Aim of the task =>
Which lines of the data contain the string "Regina"? Show each of them.
Supplied data below:
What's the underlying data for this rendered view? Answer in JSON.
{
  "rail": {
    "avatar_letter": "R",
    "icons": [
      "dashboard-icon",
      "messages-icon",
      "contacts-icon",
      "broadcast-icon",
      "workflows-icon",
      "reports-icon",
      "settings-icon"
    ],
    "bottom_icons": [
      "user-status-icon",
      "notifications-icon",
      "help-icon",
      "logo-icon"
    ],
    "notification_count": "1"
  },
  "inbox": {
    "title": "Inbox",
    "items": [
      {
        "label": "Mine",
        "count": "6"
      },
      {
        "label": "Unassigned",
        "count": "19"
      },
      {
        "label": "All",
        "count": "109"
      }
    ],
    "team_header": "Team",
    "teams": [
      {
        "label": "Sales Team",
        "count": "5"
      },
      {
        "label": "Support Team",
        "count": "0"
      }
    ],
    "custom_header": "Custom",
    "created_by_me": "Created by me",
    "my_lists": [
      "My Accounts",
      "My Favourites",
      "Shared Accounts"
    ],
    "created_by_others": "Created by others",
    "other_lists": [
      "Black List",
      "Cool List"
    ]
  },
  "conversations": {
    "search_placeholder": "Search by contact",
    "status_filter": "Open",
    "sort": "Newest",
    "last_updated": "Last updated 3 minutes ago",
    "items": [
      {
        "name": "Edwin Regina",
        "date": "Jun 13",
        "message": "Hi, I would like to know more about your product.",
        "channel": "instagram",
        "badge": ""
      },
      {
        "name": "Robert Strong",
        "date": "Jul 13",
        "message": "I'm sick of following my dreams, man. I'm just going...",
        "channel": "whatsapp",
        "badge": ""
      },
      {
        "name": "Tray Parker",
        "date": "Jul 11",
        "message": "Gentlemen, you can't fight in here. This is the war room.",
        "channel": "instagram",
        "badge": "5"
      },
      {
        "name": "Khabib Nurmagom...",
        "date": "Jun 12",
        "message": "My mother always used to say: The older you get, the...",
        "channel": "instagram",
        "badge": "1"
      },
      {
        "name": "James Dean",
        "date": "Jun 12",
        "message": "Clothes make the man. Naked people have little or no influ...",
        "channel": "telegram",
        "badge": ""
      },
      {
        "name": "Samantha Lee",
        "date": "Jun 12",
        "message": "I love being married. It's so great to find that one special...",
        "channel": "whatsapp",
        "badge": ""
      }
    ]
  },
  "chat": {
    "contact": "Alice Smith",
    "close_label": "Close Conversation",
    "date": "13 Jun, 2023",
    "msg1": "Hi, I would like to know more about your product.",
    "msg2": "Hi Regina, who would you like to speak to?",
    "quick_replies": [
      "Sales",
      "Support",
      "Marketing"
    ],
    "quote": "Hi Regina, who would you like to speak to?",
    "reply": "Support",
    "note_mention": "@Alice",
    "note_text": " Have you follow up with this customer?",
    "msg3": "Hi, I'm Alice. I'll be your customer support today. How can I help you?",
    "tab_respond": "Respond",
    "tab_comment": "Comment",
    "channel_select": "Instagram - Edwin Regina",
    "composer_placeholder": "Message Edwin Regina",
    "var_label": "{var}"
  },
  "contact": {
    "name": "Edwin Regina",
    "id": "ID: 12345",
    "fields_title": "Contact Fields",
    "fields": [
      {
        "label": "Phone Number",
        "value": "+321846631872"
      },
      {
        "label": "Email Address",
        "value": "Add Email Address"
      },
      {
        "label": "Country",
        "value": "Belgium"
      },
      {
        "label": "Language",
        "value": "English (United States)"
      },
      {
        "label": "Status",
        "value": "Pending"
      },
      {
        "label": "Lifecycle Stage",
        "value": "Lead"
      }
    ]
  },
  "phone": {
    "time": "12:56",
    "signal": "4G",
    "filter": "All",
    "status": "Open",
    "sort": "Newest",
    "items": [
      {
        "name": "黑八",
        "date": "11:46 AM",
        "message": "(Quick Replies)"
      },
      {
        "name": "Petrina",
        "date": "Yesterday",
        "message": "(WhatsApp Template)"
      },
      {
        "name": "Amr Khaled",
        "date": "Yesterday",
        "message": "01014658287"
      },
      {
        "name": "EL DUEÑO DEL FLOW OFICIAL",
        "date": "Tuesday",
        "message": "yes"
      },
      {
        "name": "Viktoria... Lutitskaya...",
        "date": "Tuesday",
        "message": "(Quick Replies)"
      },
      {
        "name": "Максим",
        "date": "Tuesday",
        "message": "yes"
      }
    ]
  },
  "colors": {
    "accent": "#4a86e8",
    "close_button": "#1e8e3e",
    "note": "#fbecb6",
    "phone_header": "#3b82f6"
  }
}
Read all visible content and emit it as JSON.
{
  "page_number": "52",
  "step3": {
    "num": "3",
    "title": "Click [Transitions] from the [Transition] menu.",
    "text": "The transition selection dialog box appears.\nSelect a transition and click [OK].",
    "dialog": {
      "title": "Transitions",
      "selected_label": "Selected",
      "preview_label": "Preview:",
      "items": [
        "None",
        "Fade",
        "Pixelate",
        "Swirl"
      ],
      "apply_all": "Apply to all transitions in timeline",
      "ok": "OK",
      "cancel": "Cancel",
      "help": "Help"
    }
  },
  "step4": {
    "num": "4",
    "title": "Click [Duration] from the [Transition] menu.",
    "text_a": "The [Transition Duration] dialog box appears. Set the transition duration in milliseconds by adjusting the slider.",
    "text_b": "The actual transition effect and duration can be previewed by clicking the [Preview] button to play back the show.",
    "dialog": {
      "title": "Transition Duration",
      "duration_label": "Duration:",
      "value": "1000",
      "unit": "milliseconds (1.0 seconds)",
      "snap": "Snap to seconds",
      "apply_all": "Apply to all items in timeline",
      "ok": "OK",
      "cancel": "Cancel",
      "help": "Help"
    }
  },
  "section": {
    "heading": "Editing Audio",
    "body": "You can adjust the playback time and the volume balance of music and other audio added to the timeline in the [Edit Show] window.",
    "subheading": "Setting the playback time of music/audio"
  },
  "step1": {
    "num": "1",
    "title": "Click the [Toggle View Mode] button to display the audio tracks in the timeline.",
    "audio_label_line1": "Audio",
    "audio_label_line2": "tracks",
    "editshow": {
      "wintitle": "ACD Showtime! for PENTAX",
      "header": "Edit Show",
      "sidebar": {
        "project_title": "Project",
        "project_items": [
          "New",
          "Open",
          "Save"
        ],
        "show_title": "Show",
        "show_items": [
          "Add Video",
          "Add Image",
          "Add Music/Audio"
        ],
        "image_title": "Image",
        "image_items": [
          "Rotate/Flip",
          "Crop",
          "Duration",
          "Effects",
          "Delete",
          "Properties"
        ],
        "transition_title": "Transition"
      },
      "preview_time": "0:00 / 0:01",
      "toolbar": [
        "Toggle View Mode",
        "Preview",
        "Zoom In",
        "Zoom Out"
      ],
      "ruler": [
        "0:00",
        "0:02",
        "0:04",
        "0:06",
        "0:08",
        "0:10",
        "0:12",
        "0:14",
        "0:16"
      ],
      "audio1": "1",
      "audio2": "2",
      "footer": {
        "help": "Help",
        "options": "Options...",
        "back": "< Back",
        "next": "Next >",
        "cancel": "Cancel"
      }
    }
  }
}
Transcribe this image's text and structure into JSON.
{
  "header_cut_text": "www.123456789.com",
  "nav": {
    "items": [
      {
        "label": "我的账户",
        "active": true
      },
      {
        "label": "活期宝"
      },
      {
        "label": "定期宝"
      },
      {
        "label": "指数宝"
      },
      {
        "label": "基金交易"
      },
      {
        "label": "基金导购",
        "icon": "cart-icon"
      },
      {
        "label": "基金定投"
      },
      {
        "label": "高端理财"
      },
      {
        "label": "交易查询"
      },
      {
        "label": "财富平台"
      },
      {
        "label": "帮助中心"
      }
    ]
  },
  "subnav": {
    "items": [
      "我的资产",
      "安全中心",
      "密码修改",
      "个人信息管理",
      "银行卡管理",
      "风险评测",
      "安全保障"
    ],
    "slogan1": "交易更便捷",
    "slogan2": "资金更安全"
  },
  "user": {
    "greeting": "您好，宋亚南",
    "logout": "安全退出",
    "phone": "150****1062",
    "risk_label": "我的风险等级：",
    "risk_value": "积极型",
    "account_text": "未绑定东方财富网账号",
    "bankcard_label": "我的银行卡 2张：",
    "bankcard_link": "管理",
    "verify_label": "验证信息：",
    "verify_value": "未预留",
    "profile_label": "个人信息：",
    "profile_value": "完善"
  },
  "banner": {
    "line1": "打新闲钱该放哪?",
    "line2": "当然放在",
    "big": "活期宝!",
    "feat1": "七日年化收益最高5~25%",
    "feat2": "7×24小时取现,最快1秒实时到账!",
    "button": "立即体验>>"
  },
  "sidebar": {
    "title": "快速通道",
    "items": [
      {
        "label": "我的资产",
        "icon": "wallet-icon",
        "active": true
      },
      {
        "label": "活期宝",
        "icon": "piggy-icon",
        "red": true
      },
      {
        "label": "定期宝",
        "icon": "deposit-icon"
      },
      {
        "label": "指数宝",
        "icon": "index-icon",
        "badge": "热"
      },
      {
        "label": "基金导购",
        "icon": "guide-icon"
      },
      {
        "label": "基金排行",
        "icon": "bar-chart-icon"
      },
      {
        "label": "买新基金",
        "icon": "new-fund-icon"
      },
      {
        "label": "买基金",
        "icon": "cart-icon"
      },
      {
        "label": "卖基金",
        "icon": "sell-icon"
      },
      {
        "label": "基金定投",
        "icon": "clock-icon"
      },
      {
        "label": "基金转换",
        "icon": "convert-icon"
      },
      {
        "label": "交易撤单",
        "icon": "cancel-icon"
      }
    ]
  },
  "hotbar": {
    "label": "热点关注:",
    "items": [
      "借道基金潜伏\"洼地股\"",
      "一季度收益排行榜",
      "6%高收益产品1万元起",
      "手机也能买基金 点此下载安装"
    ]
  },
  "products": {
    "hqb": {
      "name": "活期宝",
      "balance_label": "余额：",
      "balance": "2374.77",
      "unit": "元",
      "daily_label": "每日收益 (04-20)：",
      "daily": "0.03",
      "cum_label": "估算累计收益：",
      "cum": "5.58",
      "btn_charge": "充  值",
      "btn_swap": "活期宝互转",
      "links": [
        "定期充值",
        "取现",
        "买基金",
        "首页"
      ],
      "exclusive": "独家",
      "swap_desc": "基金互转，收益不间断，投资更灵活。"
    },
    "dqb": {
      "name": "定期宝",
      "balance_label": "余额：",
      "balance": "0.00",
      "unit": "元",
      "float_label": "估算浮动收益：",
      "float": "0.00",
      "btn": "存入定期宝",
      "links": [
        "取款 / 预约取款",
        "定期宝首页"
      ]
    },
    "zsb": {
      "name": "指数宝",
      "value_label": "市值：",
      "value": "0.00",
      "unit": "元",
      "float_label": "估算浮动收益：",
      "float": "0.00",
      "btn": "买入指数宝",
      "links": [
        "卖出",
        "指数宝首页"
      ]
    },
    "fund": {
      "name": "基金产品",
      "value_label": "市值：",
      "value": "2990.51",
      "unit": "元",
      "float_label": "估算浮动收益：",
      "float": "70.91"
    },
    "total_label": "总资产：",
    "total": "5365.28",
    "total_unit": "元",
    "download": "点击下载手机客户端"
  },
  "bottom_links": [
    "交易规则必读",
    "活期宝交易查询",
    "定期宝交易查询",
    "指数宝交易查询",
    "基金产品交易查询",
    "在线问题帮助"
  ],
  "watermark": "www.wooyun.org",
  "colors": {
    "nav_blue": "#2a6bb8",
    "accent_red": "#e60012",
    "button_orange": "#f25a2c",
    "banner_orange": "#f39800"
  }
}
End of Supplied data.
Task answer =>
        "name": "Edwin Regina",
    "msg2": "Hi Regina, who would you like to speak to?",
    "quote": "Hi Regina, who would you like to speak to?",
    "channel_select": "Instagram - Edwin Regina",
    "composer_placeholder": "Message Edwin Regina",
    "name": "Edwin Regina",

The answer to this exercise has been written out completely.